> **What is required**
Please print the records below word for word.
++++ Given records ++++
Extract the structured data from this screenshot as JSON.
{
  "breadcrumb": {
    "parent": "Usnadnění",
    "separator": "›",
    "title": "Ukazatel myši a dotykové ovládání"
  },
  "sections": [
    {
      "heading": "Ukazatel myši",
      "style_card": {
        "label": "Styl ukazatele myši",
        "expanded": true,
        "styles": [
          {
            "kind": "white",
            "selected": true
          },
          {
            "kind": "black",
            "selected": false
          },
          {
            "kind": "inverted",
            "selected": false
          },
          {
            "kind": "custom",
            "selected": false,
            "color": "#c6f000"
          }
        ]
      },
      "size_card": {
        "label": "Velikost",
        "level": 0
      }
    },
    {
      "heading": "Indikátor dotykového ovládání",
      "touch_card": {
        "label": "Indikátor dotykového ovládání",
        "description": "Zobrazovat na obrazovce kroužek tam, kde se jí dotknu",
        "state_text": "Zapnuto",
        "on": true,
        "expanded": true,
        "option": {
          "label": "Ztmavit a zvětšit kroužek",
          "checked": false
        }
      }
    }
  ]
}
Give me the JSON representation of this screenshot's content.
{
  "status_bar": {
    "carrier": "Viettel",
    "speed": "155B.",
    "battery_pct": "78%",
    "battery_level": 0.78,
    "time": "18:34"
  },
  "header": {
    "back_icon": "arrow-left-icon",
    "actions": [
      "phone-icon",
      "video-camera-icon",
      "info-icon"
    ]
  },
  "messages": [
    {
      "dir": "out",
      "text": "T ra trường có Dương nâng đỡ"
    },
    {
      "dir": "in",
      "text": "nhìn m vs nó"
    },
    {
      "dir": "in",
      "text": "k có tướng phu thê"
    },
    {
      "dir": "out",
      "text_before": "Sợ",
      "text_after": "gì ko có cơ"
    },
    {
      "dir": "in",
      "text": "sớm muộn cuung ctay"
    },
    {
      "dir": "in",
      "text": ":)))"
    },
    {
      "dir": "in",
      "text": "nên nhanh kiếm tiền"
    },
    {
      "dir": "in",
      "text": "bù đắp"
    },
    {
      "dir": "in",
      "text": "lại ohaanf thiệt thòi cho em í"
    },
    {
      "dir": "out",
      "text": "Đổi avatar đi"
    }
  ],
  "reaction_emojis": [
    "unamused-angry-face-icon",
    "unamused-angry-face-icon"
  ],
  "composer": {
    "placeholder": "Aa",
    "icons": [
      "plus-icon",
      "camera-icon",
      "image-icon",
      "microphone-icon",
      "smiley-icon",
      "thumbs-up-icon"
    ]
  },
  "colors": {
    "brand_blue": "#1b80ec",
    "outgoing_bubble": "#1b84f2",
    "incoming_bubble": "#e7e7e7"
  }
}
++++
> **Written solution**
Extract the structured data from this screenshot as JSON.
{
  "breadcrumb": {
    "parent": "Usnadnění",
    "separator": "›",
    "title": "Ukazatel myši a dotykové ovládání"
  },
  "sections": [
    {
      "heading": "Ukazatel myši",
      "style_card": {
        "label": "Styl ukazatele myši",
        "expanded": true,
        "styles": [
          {
            "kind": "white",
            "selected": true
          },
          {
            "kind": "black",
            "selected": false
          },
          {
            "kind": "inverted",
            "selected": false
          },
          {
            "kind": "custom",
            "selected": false,
            "color": "#c6f000"
          }
        ]
      },
      "size_card": {
        "label": "Velikost",
        "level": 0
      }
    },
    {
      "heading": "Indikátor dotykového ovládání",
      "touch_card": {
        "label": "Indikátor dotykového ovládání",
        "description": "Zobrazovat na obrazovce kroužek tam, kde se jí dotknu",
        "state_text": "Zapnuto",
        "on": true,
        "expanded": true,
        "option": {
          "label": "Ztmavit a zvětšit kroužek",
          "checked": false
        }
      }
    }
  ]
}
Give me the JSON representation of this screenshot's content.
{
  "status_bar": {
    "carrier": "Viettel",
    "speed": "155B.",
    "battery_pct": "78%",
    "battery_level": 0.78,
    "time": "18:34"
  },
  "header": {
    "back_icon": "arrow-left-icon",
    "actions": [
      "phone-icon",
      "video-camera-icon",
      "info-icon"
    ]
  },
  "messages": [
    {
      "dir": "out",
      "text": "T ra trường có Dương nâng đỡ"
    },
    {
      "dir": "in",
      "text": "nhìn m vs nó"
    },
    {
      "dir": "in",
      "text": "k có tướng phu thê"
    },
    {
      "dir": "out",
      "text_before": "Sợ",
      "text_after": "gì ko có cơ"
    },
    {
      "dir": "in",
      "text": "sớm muộn cuung ctay"
    },
    {
      "dir": "in",
      "text": ":)))"
    },
    {
      "dir": "in",
      "text": "nên nhanh kiếm tiền"
    },
    {
      "dir": "in",
      "text": "bù đắp"
    },
    {
      "dir": "in",
      "text": "lại ohaanf thiệt thòi cho em í"
    },
    {
      "dir": "out",
      "text": "Đổi avatar đi"
    }
  ],
  "reaction_emojis": [
    "unamused-angry-face-icon",
    "unamused-angry-face-icon"
  ],
  "composer": {
    "placeholder": "Aa",
    "icons": [
      "plus-icon",
      "camera-icon",
      "image-icon",
      "microphone-icon",
      "smiley-icon",
      "thumbs-up-icon"
    ]
  },
  "colors": {
    "brand_blue": "#1b80ec",
    "outgoing_bubble": "#1b84f2",
    "incoming_bubble": "#e7e7e7"
  }
}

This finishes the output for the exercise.